Dataset records
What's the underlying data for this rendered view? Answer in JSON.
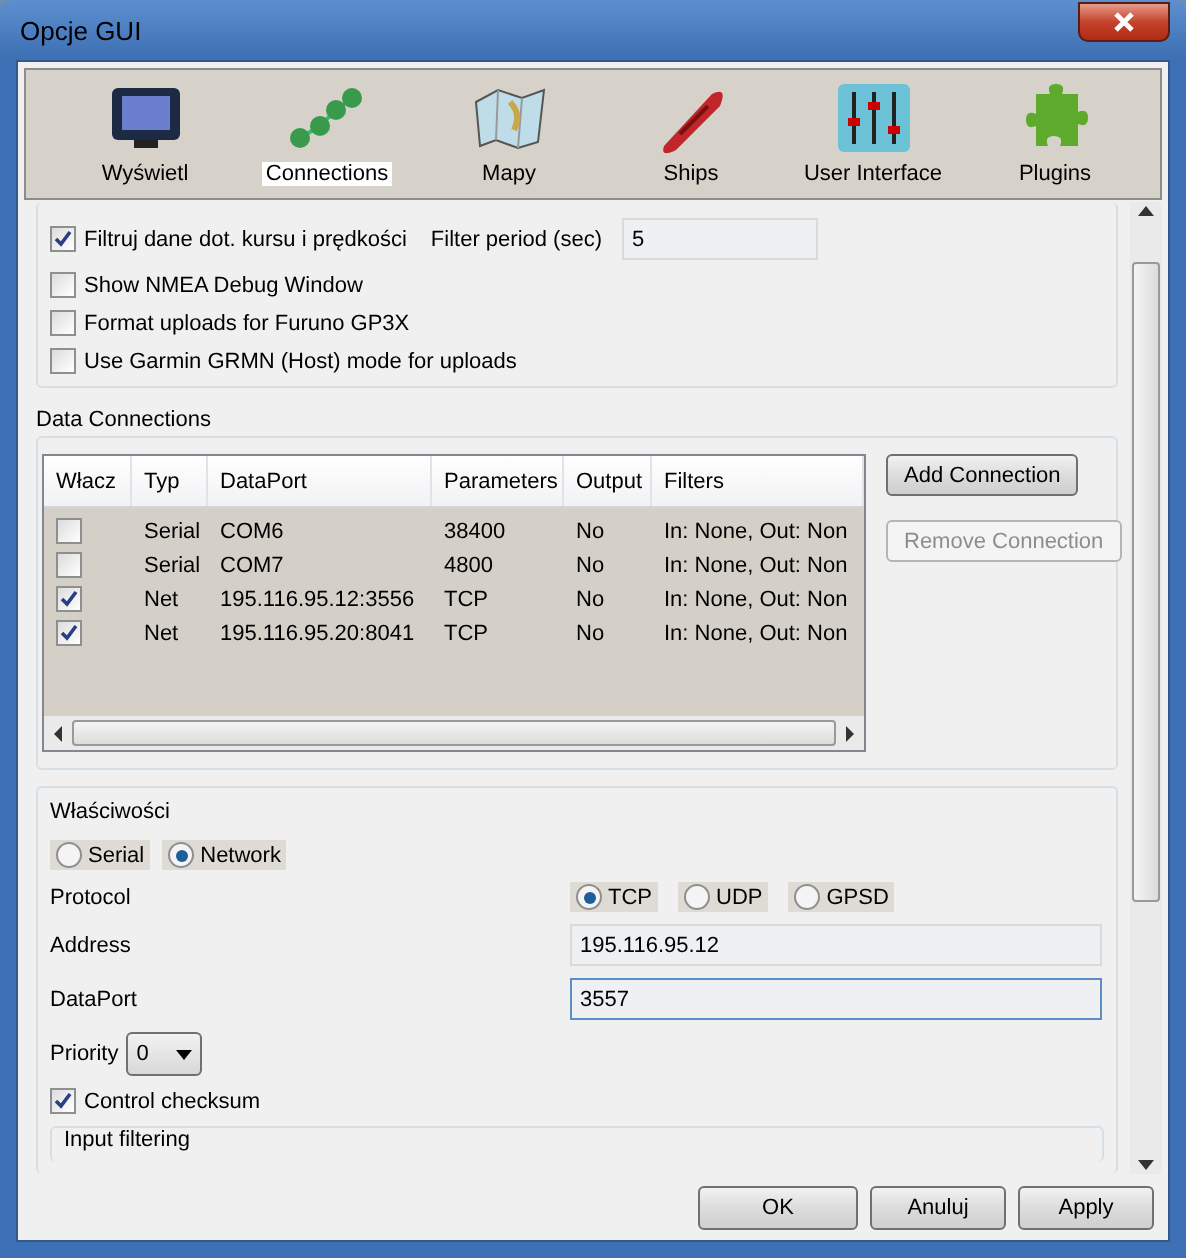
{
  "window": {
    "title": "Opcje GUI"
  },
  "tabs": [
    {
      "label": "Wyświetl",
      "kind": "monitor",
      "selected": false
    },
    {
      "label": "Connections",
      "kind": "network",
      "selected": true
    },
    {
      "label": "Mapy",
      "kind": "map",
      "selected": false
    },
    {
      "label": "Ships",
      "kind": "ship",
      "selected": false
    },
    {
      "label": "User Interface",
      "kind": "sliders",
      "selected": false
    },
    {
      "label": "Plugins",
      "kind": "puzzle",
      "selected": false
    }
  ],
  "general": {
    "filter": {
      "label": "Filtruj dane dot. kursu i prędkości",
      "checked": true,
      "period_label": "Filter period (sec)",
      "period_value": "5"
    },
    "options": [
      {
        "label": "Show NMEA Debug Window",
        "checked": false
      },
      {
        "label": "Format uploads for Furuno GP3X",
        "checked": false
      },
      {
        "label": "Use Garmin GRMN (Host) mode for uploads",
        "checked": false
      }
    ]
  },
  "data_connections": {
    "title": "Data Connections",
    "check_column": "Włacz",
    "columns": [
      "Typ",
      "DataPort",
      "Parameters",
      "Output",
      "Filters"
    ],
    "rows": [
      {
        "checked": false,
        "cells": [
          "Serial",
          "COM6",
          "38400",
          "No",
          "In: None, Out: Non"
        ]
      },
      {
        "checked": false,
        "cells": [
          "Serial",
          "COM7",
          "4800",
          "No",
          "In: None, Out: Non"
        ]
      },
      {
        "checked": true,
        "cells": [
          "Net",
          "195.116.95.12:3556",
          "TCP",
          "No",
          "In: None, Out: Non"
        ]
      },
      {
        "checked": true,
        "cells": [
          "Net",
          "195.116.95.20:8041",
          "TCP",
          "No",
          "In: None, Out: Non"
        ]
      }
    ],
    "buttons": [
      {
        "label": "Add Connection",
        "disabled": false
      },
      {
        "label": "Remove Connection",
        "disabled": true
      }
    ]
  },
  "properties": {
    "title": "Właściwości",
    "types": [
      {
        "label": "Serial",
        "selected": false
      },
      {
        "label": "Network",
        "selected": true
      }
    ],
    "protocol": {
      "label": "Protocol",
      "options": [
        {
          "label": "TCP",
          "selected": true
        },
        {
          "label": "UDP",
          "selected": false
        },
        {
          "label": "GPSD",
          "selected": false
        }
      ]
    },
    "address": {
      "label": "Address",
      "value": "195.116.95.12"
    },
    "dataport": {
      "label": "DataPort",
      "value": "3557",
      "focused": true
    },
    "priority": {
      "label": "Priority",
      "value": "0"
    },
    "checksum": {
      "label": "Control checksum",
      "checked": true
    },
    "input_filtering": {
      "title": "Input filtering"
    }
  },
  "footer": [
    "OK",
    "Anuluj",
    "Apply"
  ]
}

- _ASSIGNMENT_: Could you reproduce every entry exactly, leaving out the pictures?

- _WORKED SOLUTION_:
What's the underlying data for this rendered view? Answer in JSON.
{
  "window": {
    "title": "Opcje GUI"
  },
  "tabs": [
    {
      "label": "Wyświetl",
      "kind": "monitor",
      "selected": false
    },
    {
      "label": "Connections",
      "kind": "network",
      "selected": true
    },
    {
      "label": "Mapy",
      "kind": "map",
      "selected": false
    },
    {
      "label": "Ships",
      "kind": "ship",
      "selected": false
    },
    {
      "label": "User Interface",
      "kind": "sliders",
      "selected": false
    },
    {
      "label": "Plugins",
      "kind": "puzzle",
      "selected": false
    }
  ],
  "general": {
    "filter": {
      "label": "Filtruj dane dot. kursu i prędkości",
      "checked": true,
      "period_label": "Filter period (sec)",
      "period_value": "5"
    },
    "options": [
      {
        "label": "Show NMEA Debug Window",
        "checked": false
      },
      {
        "label": "Format uploads for Furuno GP3X",
        "checked": false
      },
      {
        "label": "Use Garmin GRMN (Host) mode for uploads",
        "checked": false
      }
    ]
  },
  "data_connections": {
    "title": "Data Connections",
    "check_column": "Włacz",
    "columns": [
      "Typ",
      "DataPort",
      "Parameters",
      "Output",
      "Filters"
    ],
    "rows": [
      {
        "checked": false,
        "cells": [
          "Serial",
          "COM6",
          "38400",
          "No",
          "In: None, Out: Non"
        ]
      },
      {
        "checked": false,
        "cells": [
          "Serial",
          "COM7",
          "4800",
          "No",
          "In: None, Out: Non"
        ]
      },
      {
        "checked": true,
        "cells": [
          "Net",
          "195.116.95.12:3556",
          "TCP",
          "No",
          "In: None, Out: Non"
        ]
      },
      {
        "checked": true,
        "cells": [
          "Net",
          "195.116.95.20:8041",
          "TCP",
          "No",
          "In: None, Out: Non"
        ]
      }
    ],
    "buttons": [
      {
        "label": "Add Connection",
        "disabled": false
      },
      {
        "label": "Remove Connection",
        "disabled": true
      }
    ]
  },
  "properties": {
    "title": "Właściwości",
    "types": [
      {
        "label": "Serial",
        "selected": false
      },
      {
        "label": "Network",
        "selected": true
      }
    ],
    "protocol": {
      "label": "Protocol",
      "options": [
        {
          "label": "TCP",
          "selected": true
        },
        {
          "label": "UDP",
          "selected": false
        },
        {
          "label": "GPSD",
          "selected": false
        }
      ]
    },
    "address": {
      "label": "Address",
      "value": "195.116.95.12"
    },
    "dataport": {
      "label": "DataPort",
      "value": "3557",
      "focused": true
    },
    "priority": {
      "label": "Priority",
      "value": "0"
    },
    "checksum": {
      "label": "Control checksum",
      "checked": true
    },
    "input_filtering": {
      "title": "Input filtering"
    }
  },
  "footer": [
    "OK",
    "Anuluj",
    "Apply"
  ]
}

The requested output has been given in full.